**WHAT YOU WILL DO**
When the string "improve" occurs in a line of the records, show that line.

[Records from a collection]
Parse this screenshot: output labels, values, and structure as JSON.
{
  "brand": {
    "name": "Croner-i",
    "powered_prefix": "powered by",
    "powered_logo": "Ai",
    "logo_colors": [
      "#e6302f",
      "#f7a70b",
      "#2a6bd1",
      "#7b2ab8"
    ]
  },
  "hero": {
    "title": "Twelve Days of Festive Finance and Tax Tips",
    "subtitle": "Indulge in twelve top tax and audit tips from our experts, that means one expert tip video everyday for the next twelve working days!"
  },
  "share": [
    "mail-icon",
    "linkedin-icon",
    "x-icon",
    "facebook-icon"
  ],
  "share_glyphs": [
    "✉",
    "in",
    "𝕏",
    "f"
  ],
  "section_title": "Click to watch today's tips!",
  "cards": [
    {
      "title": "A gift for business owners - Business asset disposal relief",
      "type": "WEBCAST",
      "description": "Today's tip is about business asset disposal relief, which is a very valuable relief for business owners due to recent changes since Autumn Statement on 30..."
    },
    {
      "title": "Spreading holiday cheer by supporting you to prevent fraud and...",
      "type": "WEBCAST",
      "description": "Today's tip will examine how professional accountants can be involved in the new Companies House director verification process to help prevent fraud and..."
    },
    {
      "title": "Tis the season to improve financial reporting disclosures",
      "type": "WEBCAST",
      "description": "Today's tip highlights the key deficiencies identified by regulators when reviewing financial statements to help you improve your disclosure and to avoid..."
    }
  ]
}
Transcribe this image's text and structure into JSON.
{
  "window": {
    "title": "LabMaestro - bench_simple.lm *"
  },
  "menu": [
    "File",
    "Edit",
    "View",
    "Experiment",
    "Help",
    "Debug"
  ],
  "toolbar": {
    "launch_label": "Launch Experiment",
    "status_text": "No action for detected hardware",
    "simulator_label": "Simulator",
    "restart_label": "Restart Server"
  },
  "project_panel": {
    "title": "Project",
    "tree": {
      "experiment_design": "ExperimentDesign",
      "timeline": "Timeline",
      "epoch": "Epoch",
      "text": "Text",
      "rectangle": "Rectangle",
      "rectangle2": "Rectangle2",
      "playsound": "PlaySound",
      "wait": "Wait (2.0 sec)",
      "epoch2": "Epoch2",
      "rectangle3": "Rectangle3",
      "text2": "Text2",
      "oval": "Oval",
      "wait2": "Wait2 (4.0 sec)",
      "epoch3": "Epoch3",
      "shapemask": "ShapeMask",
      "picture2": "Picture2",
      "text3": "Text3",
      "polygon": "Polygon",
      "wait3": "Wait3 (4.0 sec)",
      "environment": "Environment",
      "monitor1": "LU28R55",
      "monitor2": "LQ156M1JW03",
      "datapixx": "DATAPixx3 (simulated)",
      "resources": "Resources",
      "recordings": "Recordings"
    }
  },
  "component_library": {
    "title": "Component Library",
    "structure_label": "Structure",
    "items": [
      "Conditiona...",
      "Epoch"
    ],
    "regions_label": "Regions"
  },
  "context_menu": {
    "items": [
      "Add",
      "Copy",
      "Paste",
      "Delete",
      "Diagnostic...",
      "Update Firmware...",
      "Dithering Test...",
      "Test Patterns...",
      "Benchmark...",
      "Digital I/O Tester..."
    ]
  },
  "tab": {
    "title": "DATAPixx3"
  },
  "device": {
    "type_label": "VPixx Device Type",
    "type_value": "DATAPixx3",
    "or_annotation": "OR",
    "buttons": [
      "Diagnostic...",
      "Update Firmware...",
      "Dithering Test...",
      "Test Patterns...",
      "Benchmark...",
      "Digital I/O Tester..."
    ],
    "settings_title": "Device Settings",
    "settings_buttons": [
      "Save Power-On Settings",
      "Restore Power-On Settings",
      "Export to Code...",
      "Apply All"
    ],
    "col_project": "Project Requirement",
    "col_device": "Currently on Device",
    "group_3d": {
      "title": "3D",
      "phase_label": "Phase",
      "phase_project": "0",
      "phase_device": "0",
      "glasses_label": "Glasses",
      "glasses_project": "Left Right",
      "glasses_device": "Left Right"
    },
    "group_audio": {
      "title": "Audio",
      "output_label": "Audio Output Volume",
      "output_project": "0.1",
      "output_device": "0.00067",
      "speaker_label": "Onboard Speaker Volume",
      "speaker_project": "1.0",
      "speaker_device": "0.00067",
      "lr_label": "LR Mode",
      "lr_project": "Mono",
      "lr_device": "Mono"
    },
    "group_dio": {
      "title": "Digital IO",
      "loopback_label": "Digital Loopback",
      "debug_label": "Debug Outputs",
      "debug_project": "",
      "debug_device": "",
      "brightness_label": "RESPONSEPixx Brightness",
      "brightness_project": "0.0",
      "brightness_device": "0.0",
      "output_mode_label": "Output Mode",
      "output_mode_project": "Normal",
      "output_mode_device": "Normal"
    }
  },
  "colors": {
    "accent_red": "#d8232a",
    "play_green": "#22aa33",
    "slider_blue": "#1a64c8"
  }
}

**EXERCISE RESPONSE**
      "title": "Tis the season to improve financial reporting disclosures",
      "description": "Today's tip highlights the key deficiencies identified by regulators when reviewing financial statements to help you improve your disclosure and to avoid..."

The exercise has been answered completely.